She was very clear that Research helps us – “to identify the issues and expectations that define a company’s reputation in the eyes of key stakeholders, assess relationships between organisations and publics, measure relationship outcomes and manage internal and external constituencies”.
The journey from reputation monitoring to intelligence included a number of activities: stakeholder audits, reputation audits of Internal and External Constituencies, employee surveys, consumer panels, social media monitoring and traditional media tracking. “Reputational capital is the difference, averaged over time, between market capitalisation and the liquidation value of assets,” she revealed. A comprehensive Reputation Management and Measurement Approach equation is:
Reputation = Performance + Behavior + Communication.
This takes into account, a number of factors. How the organisation is performing? How the organisation is behaving? How the organisation is communicating? And are they confusing communication with performance and behavior?
The template she presented for Comprehensive Reputation Management includes: employee talent, financial performance, social responsibility, product quality, communicativeness (transparency), governance, integrity (responsibility, reliability, credibility, trustworthiness).
Understanding PR through psychology would encompass – Behavioral Science in action, an understanding of the behaviors driving the creation of opinions from both a psychological and sociological perspective, assessment of the implications of these behaviors and then, integrate these insights into an overall strategy to build reputation.
Taking up the Cisco Case Study, she said that this paper can be downloaded from the IPR site. Highlighting the challenge here, she explained the task was to understand the overall industry narratives, learn what is most important in Cisco’s key markets, overlay Cisco’s presence within the industry network, and ensure that Cisco’s strategy remains relevant to the evolving market.
Cisco’s “one voice” was clear, and the strategy was based on the analysis provided by the network diagrams: to prioritize messaging related to the narratives most relevant in the industry, to integrate security messaging across all of Cisco’s offerings and understand the IoT vertical narratives and develop more specific, relevant industry-specific initiatives, including a case study on IoT for Oil & Gas.
And, what was the result?
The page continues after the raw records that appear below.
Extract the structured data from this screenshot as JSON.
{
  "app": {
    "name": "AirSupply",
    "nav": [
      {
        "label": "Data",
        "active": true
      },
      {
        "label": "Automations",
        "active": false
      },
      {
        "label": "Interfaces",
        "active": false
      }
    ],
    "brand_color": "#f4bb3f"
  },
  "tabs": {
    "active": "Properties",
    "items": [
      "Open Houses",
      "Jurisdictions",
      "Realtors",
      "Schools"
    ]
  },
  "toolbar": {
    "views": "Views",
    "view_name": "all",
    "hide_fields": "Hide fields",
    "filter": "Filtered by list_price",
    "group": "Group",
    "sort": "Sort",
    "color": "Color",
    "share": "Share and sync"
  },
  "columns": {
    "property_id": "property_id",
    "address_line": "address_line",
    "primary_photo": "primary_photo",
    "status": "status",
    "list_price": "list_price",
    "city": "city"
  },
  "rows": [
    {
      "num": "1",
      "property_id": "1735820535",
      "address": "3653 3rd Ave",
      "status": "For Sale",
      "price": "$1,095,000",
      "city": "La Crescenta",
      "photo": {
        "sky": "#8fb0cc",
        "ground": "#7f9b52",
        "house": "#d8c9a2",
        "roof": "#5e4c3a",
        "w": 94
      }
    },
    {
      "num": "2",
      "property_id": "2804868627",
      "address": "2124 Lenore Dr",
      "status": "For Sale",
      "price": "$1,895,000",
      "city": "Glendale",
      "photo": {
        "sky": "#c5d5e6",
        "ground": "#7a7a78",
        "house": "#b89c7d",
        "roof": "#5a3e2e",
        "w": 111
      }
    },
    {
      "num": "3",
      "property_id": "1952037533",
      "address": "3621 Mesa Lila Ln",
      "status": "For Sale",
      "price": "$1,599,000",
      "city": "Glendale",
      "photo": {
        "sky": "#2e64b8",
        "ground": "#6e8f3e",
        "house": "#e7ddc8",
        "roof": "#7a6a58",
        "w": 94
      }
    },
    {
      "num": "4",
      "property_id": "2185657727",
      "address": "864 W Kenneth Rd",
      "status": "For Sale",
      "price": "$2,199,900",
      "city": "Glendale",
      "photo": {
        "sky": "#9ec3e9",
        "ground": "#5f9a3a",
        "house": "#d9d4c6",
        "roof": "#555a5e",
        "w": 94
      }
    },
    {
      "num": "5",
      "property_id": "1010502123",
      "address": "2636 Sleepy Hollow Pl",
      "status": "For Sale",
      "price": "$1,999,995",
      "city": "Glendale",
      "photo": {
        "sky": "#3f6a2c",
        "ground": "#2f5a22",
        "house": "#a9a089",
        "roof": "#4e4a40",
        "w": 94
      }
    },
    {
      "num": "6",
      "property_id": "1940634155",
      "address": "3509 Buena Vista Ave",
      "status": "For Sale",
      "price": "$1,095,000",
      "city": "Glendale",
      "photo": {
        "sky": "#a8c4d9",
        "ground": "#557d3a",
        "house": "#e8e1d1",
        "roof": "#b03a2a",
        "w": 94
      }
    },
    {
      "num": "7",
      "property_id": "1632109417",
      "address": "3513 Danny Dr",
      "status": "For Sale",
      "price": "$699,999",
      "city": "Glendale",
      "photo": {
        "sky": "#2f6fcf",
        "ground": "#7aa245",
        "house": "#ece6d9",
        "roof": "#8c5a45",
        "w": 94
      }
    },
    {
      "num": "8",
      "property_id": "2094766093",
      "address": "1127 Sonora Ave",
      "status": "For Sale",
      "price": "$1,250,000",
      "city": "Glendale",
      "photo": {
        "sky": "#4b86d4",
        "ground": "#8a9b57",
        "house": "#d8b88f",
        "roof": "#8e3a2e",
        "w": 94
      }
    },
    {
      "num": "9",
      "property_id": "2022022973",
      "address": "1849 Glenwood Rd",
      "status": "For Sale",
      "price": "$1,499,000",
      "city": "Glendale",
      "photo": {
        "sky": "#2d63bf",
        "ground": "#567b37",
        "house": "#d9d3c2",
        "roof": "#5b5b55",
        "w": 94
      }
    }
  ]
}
She was quick to disclose that Cisco’s mindshare in IoT has grown steadily due to this increased presence in key narratives. In other areas of the business, such as mobility, a much tighter integration across all areas of the business enabled communications teams to conduct a more credible data-driven business conversation with all stakeholders.
The key takeaways here, were: reputation is organic and ever-changing, it must be monitored, understood and nurtured, it must integrate digital analytics with traditional opinion research, establish a formal mechanism periodically to monitor, measure and manage reputation and, most importantly, ask the right questions.